Like turning on the TV to find out why the power’s off.
Dear Word Detective: What does “Catch 22″ actually mean? — Faith Daniels.
Tomorrow, and tomorrow, and tomorrow, Creeps in this petty pace from day to day, To the last syllable of recorded time; And all our yesterdays ….
Oh hi! I was just brushing up on my Macbeth and thinking about your question. I knew I had answered it before, and not too long ago, I thought. Then I discovered that “not too long ago” was circa 1995. Gosh. On the other hand, intimations of mortality aside, I’m glad you asked it, because in the intervening years no one else has, and it’s an interesting story.
I’m not sure that you meant to, but you’ve asked your question in an intriguing way. The “actual meaning” of “Catch 22″ seems to be undergoing some dilution in the mass media these days. A recent article in The Times of India was titled “Catch 22: Caught between mother and wife,” and offered some rather retrograde and sitcom-ish advice to men having trouble achieving domestic balance (e.g., “Do not praise the one’s cooking in front of the other”). Elsewhere in the media, “Tibetan MPs caught in a ‘Catch-22′ situation” (Indian Express) outlines some difficulties posed by the Dalai Lama’s recent decision to retire. One article describes a possible conflict, the other assesses an apparent impasse, but neither situation fits the original definition of a “Catch 22.”
As defined by the Oxford English Dictionary, “Catch 22″ means “a supposed law or regulation containing provisions which are mutually frustrating; a set of circumstances in which one requirement, etc., is dependent upon another, which is in turn dependent upon the first.” One example that popped into my mind when I first explained “Catch 22″ was needing to have a driver’s license in order to get to the Department of Motor Vehicles to take your driver’s license exam. Another was needing to be rich in order to hire enough lawyers, etc., to avoid paying taxes and be rich. Although “Catch 22″ has come to be used in a more general sense to mean “an absurd predicament” or “a tricky and frustrating rule or restriction” (such as having to pay taxes on money you withdraw from your retirement fund to use to pay taxes), the true “Catch 22″ presents not just an annoying impediment, but a solid brick wall.
“Catch 22″ is one of those rare colloquial phrases whose origin is known with absolute certainty.
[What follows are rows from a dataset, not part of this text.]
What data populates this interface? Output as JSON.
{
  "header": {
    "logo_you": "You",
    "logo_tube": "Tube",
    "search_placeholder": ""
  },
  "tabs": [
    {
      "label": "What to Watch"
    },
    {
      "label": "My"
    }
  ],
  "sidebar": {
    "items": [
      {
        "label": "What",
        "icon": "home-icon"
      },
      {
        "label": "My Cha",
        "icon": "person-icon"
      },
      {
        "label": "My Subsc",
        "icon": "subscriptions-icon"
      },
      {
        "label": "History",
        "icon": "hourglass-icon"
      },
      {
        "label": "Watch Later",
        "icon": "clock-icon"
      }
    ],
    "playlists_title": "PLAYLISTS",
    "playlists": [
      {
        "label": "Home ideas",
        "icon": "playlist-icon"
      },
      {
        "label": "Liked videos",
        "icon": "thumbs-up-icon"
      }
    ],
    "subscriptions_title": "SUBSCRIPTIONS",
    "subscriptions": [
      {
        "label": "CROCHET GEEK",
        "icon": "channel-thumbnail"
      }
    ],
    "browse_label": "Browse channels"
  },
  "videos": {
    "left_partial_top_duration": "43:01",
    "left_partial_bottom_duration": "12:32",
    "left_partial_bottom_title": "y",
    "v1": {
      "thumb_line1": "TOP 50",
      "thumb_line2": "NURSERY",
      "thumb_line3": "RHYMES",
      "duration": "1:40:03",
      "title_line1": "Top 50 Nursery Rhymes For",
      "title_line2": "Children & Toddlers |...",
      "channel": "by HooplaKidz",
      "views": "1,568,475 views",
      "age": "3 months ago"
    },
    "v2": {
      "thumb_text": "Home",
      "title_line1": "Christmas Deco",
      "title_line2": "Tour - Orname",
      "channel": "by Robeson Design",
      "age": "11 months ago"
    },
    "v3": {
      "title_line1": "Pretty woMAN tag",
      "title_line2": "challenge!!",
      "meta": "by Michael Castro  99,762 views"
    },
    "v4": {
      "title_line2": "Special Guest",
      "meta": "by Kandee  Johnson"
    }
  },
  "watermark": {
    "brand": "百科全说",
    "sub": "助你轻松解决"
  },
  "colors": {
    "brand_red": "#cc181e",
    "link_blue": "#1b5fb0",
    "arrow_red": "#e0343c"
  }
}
It was coined by the American novelist Joseph Heller in 1961 as the title of his novel “Catch 22,” based on his experiences as a US bomber pilot in Europe in World War II. The central character in the book is the B-25 bombardier Yossarian, whose all-too-accurate perception of the futility and insanity of war introduces him to what Heller dubbed “Catch 22″ (“catch” being used here in the sense of a “snag” or “hidden trap” in military regulations). As Heller explains it, “There was only one catch and that was Catch-22, which specified that a concern for one’s safety in the face of dangers that were real and immediate was the process of a rational mind. Orr [an especially hapless pilot] was crazy and could be grounded. All he had to do was ask; and as soon as he did, he would no longer be crazy and would have to fly more missions. Orr would be crazy to fly more missions and sane if he didn’t, but if he were sane he had to fly them. If he flew them he was crazy and didn’t have to; but if he didn’t want to he was sane and had to.”
“Catch 22″ the novel was a huge hit in the 1960s, and remains one of the seminal late 20th century works of literature. The phrase “Catch 22″ immediately entered the lexicon of a society beset by an increasingly Kafkaesque bureaucracy (“His Public Interest Group now finds itself in a Catch 22 situation. It cannot prove the device works without EPA funds, but EPA won’t grant the funds unless they prove the device works,” 1974), a plague of institutional illogic that computers have only worsened. Interestingly, the “22″ in the title was not Heller’s original choice; an early excerpt of the novel published in a magazine was actually titled “Catch 18,” but the publication of the very popular novel “Mila 18″ by Leon Uris during the same period necessitated the change to “Catch 22.”